*THE PROBLEM*. Repeat each entry in the data, exactly.

○ ○ ○ ○ ○

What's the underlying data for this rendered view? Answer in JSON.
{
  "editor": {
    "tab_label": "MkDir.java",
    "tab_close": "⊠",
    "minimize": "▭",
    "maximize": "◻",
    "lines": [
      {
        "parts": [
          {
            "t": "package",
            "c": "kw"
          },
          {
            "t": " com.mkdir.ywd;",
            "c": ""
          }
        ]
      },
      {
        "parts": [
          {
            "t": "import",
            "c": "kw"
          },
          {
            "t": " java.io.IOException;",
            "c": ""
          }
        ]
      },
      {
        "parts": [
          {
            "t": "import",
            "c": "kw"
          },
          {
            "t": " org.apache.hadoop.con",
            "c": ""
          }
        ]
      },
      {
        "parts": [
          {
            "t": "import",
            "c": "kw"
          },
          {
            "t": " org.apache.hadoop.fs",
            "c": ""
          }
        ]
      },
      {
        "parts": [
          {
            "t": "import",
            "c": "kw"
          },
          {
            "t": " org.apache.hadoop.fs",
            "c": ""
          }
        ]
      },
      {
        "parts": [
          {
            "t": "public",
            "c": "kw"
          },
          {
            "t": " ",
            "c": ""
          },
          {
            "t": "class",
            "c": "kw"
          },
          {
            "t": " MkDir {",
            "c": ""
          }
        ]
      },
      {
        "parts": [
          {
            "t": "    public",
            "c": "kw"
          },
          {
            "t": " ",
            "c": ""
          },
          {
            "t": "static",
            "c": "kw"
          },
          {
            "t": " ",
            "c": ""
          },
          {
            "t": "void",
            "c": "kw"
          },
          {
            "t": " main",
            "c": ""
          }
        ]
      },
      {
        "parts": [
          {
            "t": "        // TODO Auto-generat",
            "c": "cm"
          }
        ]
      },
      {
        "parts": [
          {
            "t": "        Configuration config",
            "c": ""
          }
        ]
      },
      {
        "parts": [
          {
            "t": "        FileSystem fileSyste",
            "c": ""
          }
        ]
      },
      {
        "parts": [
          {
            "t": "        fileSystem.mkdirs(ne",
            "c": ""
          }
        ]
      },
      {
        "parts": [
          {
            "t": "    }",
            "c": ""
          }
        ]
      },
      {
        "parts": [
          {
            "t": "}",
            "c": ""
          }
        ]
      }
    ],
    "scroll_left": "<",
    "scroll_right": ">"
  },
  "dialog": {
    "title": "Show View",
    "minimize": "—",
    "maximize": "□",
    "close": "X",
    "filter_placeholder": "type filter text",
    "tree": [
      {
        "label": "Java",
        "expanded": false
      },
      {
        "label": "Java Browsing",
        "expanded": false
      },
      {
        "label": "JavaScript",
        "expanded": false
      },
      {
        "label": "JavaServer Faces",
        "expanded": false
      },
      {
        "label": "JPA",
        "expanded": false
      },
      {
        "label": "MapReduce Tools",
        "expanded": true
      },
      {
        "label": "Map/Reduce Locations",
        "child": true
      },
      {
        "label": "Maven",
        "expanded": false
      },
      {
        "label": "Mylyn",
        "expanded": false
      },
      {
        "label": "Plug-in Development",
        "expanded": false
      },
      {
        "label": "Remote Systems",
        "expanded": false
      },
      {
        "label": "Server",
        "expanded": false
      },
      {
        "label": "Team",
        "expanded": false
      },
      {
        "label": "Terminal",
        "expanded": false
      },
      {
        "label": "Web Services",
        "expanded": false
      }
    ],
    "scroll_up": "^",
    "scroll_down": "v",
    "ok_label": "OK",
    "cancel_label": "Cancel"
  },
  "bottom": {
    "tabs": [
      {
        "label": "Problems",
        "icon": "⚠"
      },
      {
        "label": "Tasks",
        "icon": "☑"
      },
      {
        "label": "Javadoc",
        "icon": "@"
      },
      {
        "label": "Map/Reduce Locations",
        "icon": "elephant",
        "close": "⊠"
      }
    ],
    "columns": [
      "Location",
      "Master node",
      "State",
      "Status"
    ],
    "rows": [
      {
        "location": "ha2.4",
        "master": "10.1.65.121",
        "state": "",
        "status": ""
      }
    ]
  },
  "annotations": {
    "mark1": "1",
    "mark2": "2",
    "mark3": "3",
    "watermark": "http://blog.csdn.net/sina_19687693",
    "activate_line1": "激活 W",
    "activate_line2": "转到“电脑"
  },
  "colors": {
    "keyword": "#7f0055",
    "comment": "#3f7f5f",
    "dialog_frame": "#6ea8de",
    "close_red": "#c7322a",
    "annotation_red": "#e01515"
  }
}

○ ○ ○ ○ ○

*OUTPUT*.
What's the underlying data for this rendered view? Answer in JSON.
{
  "editor": {
    "tab_label": "MkDir.java",
    "tab_close": "⊠",
    "minimize": "▭",
    "maximize": "◻",
    "lines": [
      {
        "parts": [
          {
            "t": "package",
            "c": "kw"
          },
          {
            "t": " com.mkdir.ywd;",
            "c": ""
          }
        ]
      },
      {
        "parts": [
          {
            "t": "import",
            "c": "kw"
          },
          {
            "t": " java.io.IOException;",
            "c": ""
          }
        ]
      },
      {
        "parts": [
          {
            "t": "import",
            "c": "kw"
          },
          {
            "t": " org.apache.hadoop.con",
            "c": ""
          }
        ]
      },
      {
        "parts": [
          {
            "t": "import",
            "c": "kw"
          },
          {
            "t": " org.apache.hadoop.fs",
            "c": ""
          }
        ]
      },
      {
        "parts": [
          {
            "t": "import",
            "c": "kw"
          },
          {
            "t": " org.apache.hadoop.fs",
            "c": ""
          }
        ]
      },
      {
        "parts": [
          {
            "t": "public",
            "c": "kw"
          },
          {
            "t": " ",
            "c": ""
          },
          {
            "t": "class",
            "c": "kw"
          },
          {
            "t": " MkDir {",
            "c": ""
          }
        ]
      },
      {
        "parts": [
          {
            "t": "    public",
            "c": "kw"
          },
          {
            "t": " ",
            "c": ""
          },
          {
            "t": "static",
            "c": "kw"
          },
          {
            "t": " ",
            "c": ""
          },
          {
            "t": "void",
            "c": "kw"
          },
          {
            "t": " main",
            "c": ""
          }
        ]
      },
      {
        "parts": [
          {
            "t": "        // TODO Auto-generat",
            "c": "cm"
          }
        ]
      },
      {
        "parts": [
          {
            "t": "        Configuration config",
            "c": ""
          }
        ]
      },
      {
        "parts": [
          {
            "t": "        FileSystem fileSyste",
            "c": ""
          }
        ]
      },
      {
        "parts": [
          {
            "t": "        fileSystem.mkdirs(ne",
            "c": ""
          }
        ]
      },
      {
        "parts": [
          {
            "t": "    }",
            "c": ""
          }
        ]
      },
      {
        "parts": [
          {
            "t": "}",
            "c": ""
          }
        ]
      }
    ],
    "scroll_left": "<",
    "scroll_right": ">"
  },
  "dialog": {
    "title": "Show View",
    "minimize": "—",
    "maximize": "□",
    "close": "X",
    "filter_placeholder": "type filter text",
    "tree": [
      {
        "label": "Java",
        "expanded": false
      },
      {
        "label": "Java Browsing",
        "expanded": false
      },
      {
        "label": "JavaScript",
        "expanded": false
      },
      {
        "label": "JavaServer Faces",
        "expanded": false
      },
      {
        "label": "JPA",
        "expanded": false
      },
      {
        "label": "MapReduce Tools",
        "expanded": true
      },
      {
        "label": "Map/Reduce Locations",
        "child": true
      },
      {
        "label": "Maven",
        "expanded": false
      },
      {
        "label": "Mylyn",
        "expanded": false
      },
      {
        "label": "Plug-in Development",
        "expanded": false
      },
      {
        "label": "Remote Systems",
        "expanded": false
      },
      {
        "label": "Server",
        "expanded": false
      },
      {
        "label": "Team",
        "expanded": false
      },
      {
        "label": "Terminal",
        "expanded": false
      },
      {
        "label": "Web Services",
        "expanded": false
      }
    ],
    "scroll_up": "^",
    "scroll_down": "v",
    "ok_label": "OK",
    "cancel_label": "Cancel"
  },
  "bottom": {
    "tabs": [
      {
        "label": "Problems",
        "icon": "⚠"
      },
      {
        "label": "Tasks",
        "icon": "☑"
      },
      {
        "label": "Javadoc",
        "icon": "@"
      },
      {
        "label": "Map/Reduce Locations",
        "icon": "elephant",
        "close": "⊠"
      }
    ],
    "columns": [
      "Location",
      "Master node",
      "State",
      "Status"
    ],
    "rows": [
      {
        "location": "ha2.4",
        "master": "10.1.65.121",
        "state": "",
        "status": ""
      }
    ]
  },
  "annotations": {
    "mark1": "1",
    "mark2": "2",
    "mark3": "3",
    "watermark": "http://blog.csdn.net/sina_19687693",
    "activate_line1": "激活 W",
    "activate_line2": "转到“电脑"
  },
  "colors": {
    "keyword": "#7f0055",
    "comment": "#3f7f5f",
    "dialog_frame": "#6ea8de",
    "close_red": "#c7322a",
    "annotation_red": "#e01515"
  }
}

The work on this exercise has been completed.